Fifteen Royal Navy clearance divers from the Clyde-based Northern Diving Group (NDG) recently traveled to Cape Wrath in Scotland to tackle unexploded ordnance left over from military exercises.
The military training range at Cape Wrath is an important defence asset, a remote 107-square miles of moorland used to help armed forces practice vital skills used on the modern battlefield, Royal Navy explained.
Just off tip of the Cape is Garvie Island, a large granite rock, which RAF uses as a target for live fire training and, occasionally, a small number of bombs fail to detonate.
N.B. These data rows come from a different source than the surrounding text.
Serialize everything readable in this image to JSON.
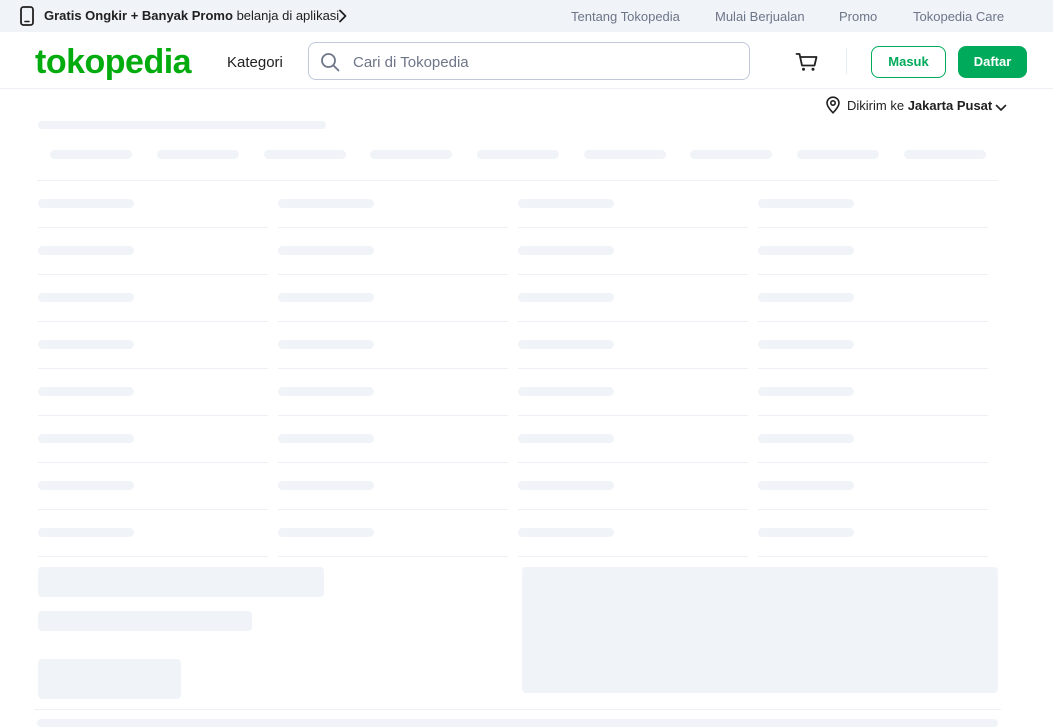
{
  "topbar": {
    "promo_bold": "Gratis Ongkir + Banyak Promo",
    "promo_text": "belanja di aplikasi",
    "links": [
      "Tentang Tokopedia",
      "Mulai Berjualan",
      "Promo",
      "Tokopedia Care"
    ]
  },
  "header": {
    "logo": "tokopedia",
    "kategori": "Kategori",
    "search_placeholder": "Cari di Tokopedia",
    "login_label": "Masuk",
    "register_label": "Daftar"
  },
  "location": {
    "prefix": "Dikirim ke",
    "city": "Jakarta Pusat"
  },
  "colors": {
    "brand": "#03ac0e",
    "button": "#00aa5b",
    "skeleton": "#f0f3f7"
  },
  "icons": [
    "phone-icon",
    "chevron-right-icon",
    "search-icon",
    "cart-icon",
    "location-pin-icon",
    "chevron-down-icon"
  ]
}
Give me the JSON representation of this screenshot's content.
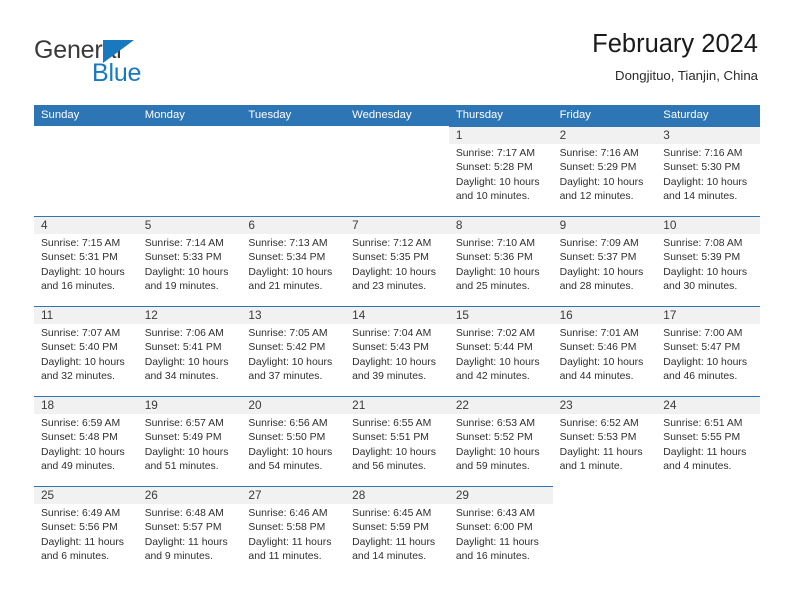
{
  "logo": {
    "word1": "General",
    "word2": "Blue",
    "triangle_color": "#1879bf",
    "word1_color": "#3a3a3a",
    "word2_color": "#1879bf",
    "icon": "triangle-flag-icon"
  },
  "header": {
    "title": "February 2024",
    "subtitle": "Dongjituo, Tianjin, China"
  },
  "colors": {
    "header_blue": "#2e75b6",
    "daynum_band": "#f1f1f1",
    "text": "#2f2f2f"
  },
  "weekdays": [
    "Sunday",
    "Monday",
    "Tuesday",
    "Wednesday",
    "Thursday",
    "Friday",
    "Saturday"
  ],
  "weeks": [
    [
      {
        "day": "",
        "state": "blank",
        "sunrise": "",
        "sunset": "",
        "daylight_1": "",
        "daylight_2": ""
      },
      {
        "day": "",
        "state": "blank",
        "sunrise": "",
        "sunset": "",
        "daylight_1": "",
        "daylight_2": ""
      },
      {
        "day": "",
        "state": "blank",
        "sunrise": "",
        "sunset": "",
        "daylight_1": "",
        "daylight_2": ""
      },
      {
        "day": "",
        "state": "blank",
        "sunrise": "",
        "sunset": "",
        "daylight_1": "",
        "daylight_2": ""
      },
      {
        "day": "1",
        "state": "filled",
        "sunrise": "Sunrise: 7:17 AM",
        "sunset": "Sunset: 5:28 PM",
        "daylight_1": "Daylight: 10 hours",
        "daylight_2": "and 10 minutes."
      },
      {
        "day": "2",
        "state": "filled",
        "sunrise": "Sunrise: 7:16 AM",
        "sunset": "Sunset: 5:29 PM",
        "daylight_1": "Daylight: 10 hours",
        "daylight_2": "and 12 minutes."
      },
      {
        "day": "3",
        "state": "filled",
        "sunrise": "Sunrise: 7:16 AM",
        "sunset": "Sunset: 5:30 PM",
        "daylight_1": "Daylight: 10 hours",
        "daylight_2": "and 14 minutes."
      }
    ],
    [
      {
        "day": "4",
        "state": "filled",
        "sunrise": "Sunrise: 7:15 AM",
        "sunset": "Sunset: 5:31 PM",
        "daylight_1": "Daylight: 10 hours",
        "daylight_2": "and 16 minutes."
      },
      {
        "day": "5",
        "state": "filled",
        "sunrise": "Sunrise: 7:14 AM",
        "sunset": "Sunset: 5:33 PM",
        "daylight_1": "Daylight: 10 hours",
        "daylight_2": "and 19 minutes."
      },
      {
        "day": "6",
        "state": "filled",
        "sunrise": "Sunrise: 7:13 AM",
        "sunset": "Sunset: 5:34 PM",
        "daylight_1": "Daylight: 10 hours",
        "daylight_2": "and 21 minutes."
      },
      {
        "day": "7",
        "state": "filled",
        "sunrise": "Sunrise: 7:12 AM",
        "sunset": "Sunset: 5:35 PM",
        "daylight_1": "Daylight: 10 hours",
        "daylight_2": "and 23 minutes."
      },
      {
        "day": "8",
        "state": "filled",
        "sunrise": "Sunrise: 7:10 AM",
        "sunset": "Sunset: 5:36 PM",
        "daylight_1": "Daylight: 10 hours",
        "daylight_2": "and 25 minutes."
      },
      {
        "day": "9",
        "state": "filled",
        "sunrise": "Sunrise: 7:09 AM",
        "sunset": "Sunset: 5:37 PM",
        "daylight_1": "Daylight: 10 hours",
        "daylight_2": "and 28 minutes."
      },
      {
        "day": "10",
        "state": "filled",
        "sunrise": "Sunrise: 7:08 AM",
        "sunset": "Sunset: 5:39 PM",
        "daylight_1": "Daylight: 10 hours",
        "daylight_2": "and 30 minutes."
      }
    ],
    [
      {
        "day": "11",
        "state": "filled",
        "sunrise": "Sunrise: 7:07 AM",
        "sunset": "Sunset: 5:40 PM",
        "daylight_1": "Daylight: 10 hours",
        "daylight_2": "and 32 minutes."
      },
      {
        "day": "12",
        "state": "filled",
        "sunrise": "Sunrise: 7:06 AM",
        "sunset": "Sunset: 5:41 PM",
        "daylight_1": "Daylight: 10 hours",
        "daylight_2": "and 34 minutes."
      },
      {
        "day": "13",
        "state": "filled",
        "sunrise": "Sunrise: 7:05 AM",
        "sunset": "Sunset: 5:42 PM",
        "daylight_1": "Daylight: 10 hours",
        "daylight_2": "and 37 minutes."
      },
      {
        "day": "14",
        "state": "filled",
        "sunrise": "Sunrise: 7:04 AM",
        "sunset": "Sunset: 5:43 PM",
        "daylight_1": "Daylight: 10 hours",
        "daylight_2": "and 39 minutes."
      },
      {
        "day": "15",
        "state": "filled",
        "sunrise": "Sunrise: 7:02 AM",
        "sunset": "Sunset: 5:44 PM",
        "daylight_1": "Daylight: 10 hours",
        "daylight_2": "and 42 minutes."
      },
      {
        "day": "16",
        "state": "filled",
        "sunrise": "Sunrise: 7:01 AM",
        "sunset": "Sunset: 5:46 PM",
        "daylight_1": "Daylight: 10 hours",
        "daylight_2": "and 44 minutes."
      },
      {
        "day": "17",
        "state": "filled",
        "sunrise": "Sunrise: 7:00 AM",
        "sunset": "Sunset: 5:47 PM",
        "daylight_1": "Daylight: 10 hours",
        "daylight_2": "and 46 minutes."
      }
    ],
    [
      {
        "day": "18",
        "state": "filled",
        "sunrise": "Sunrise: 6:59 AM",
        "sunset": "Sunset: 5:48 PM",
        "daylight_1": "Daylight: 10 hours",
        "daylight_2": "and 49 minutes."
      },
      {
        "day": "19",
        "state": "filled",
        "sunrise": "Sunrise: 6:57 AM",
        "sunset": "Sunset: 5:49 PM",
        "daylight_1": "Daylight: 10 hours",
        "daylight_2": "and 51 minutes."
      },
      {
        "day": "20",
        "state": "filled",
        "sunrise": "Sunrise: 6:56 AM",
        "sunset": "Sunset: 5:50 PM",
        "daylight_1": "Daylight: 10 hours",
        "daylight_2": "and 54 minutes."
      },
      {
        "day": "21",
        "state": "filled",
        "sunrise": "Sunrise: 6:55 AM",
        "sunset": "Sunset: 5:51 PM",
        "daylight_1": "Daylight: 10 hours",
        "daylight_2": "and 56 minutes."
      },
      {
        "day": "22",
        "state": "filled",
        "sunrise": "Sunrise: 6:53 AM",
        "sunset": "Sunset: 5:52 PM",
        "daylight_1": "Daylight: 10 hours",
        "daylight_2": "and 59 minutes."
      },
      {
        "day": "23",
        "state": "filled",
        "sunrise": "Sunrise: 6:52 AM",
        "sunset": "Sunset: 5:53 PM",
        "daylight_1": "Daylight: 11 hours",
        "daylight_2": "and 1 minute."
      },
      {
        "day": "24",
        "state": "filled",
        "sunrise": "Sunrise: 6:51 AM",
        "sunset": "Sunset: 5:55 PM",
        "daylight_1": "Daylight: 11 hours",
        "daylight_2": "and 4 minutes."
      }
    ],
    [
      {
        "day": "25",
        "state": "filled",
        "sunrise": "Sunrise: 6:49 AM",
        "sunset": "Sunset: 5:56 PM",
        "daylight_1": "Daylight: 11 hours",
        "daylight_2": "and 6 minutes."
      },
      {
        "day": "26",
        "state": "filled",
        "sunrise": "Sunrise: 6:48 AM",
        "sunset": "Sunset: 5:57 PM",
        "daylight_1": "Daylight: 11 hours",
        "daylight_2": "and 9 minutes."
      },
      {
        "day": "27",
        "state": "filled",
        "sunrise": "Sunrise: 6:46 AM",
        "sunset": "Sunset: 5:58 PM",
        "daylight_1": "Daylight: 11 hours",
        "daylight_2": "and 11 minutes."
      },
      {
        "day": "28",
        "state": "filled",
        "sunrise": "Sunrise: 6:45 AM",
        "sunset": "Sunset: 5:59 PM",
        "daylight_1": "Daylight: 11 hours",
        "daylight_2": "and 14 minutes."
      },
      {
        "day": "29",
        "state": "filled",
        "sunrise": "Sunrise: 6:43 AM",
        "sunset": "Sunset: 6:00 PM",
        "daylight_1": "Daylight: 11 hours",
        "daylight_2": "and 16 minutes."
      },
      {
        "day": "",
        "state": "blank",
        "sunrise": "",
        "sunset": "",
        "daylight_1": "",
        "daylight_2": ""
      },
      {
        "day": "",
        "state": "blank",
        "sunrise": "",
        "sunset": "",
        "daylight_1": "",
        "daylight_2": ""
      }
    ]
  ]
}
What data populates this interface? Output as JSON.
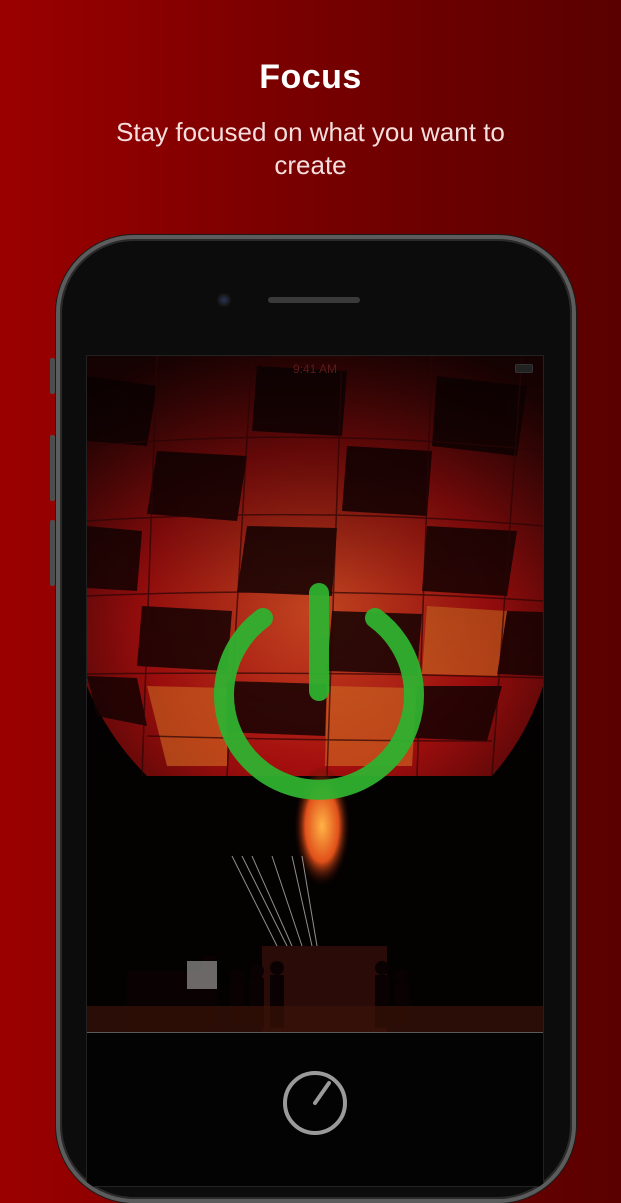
{
  "header": {
    "title": "Focus",
    "subtitle": "Stay focused on what you want to create"
  },
  "phone": {
    "status_time": "9:41 AM",
    "power_icon": "power-icon",
    "timer_icon": "timer-icon",
    "power_color": "#2fb12f",
    "background_image": "hot-air-balloon-at-night"
  }
}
This year the Northern Diving Group, headed by NDG chief of staff lieutenant commander Castrinoyannakis and petty officer (diver) Gerry Mulholland, conducted some 98 dives in the waters surrounding Garvie Island. They destroyed two 1,000lb and one 500lb bombs.
Petty officer Mulholland said: “Under the sea, if a piece of ordnance is located, the diver safely marks the device with a float and returns later with an explosive charge to place on the bomb.”
“The bomb can then be detonated at a later time when all of the divers are out of the water and the team have moved to a safe distance.”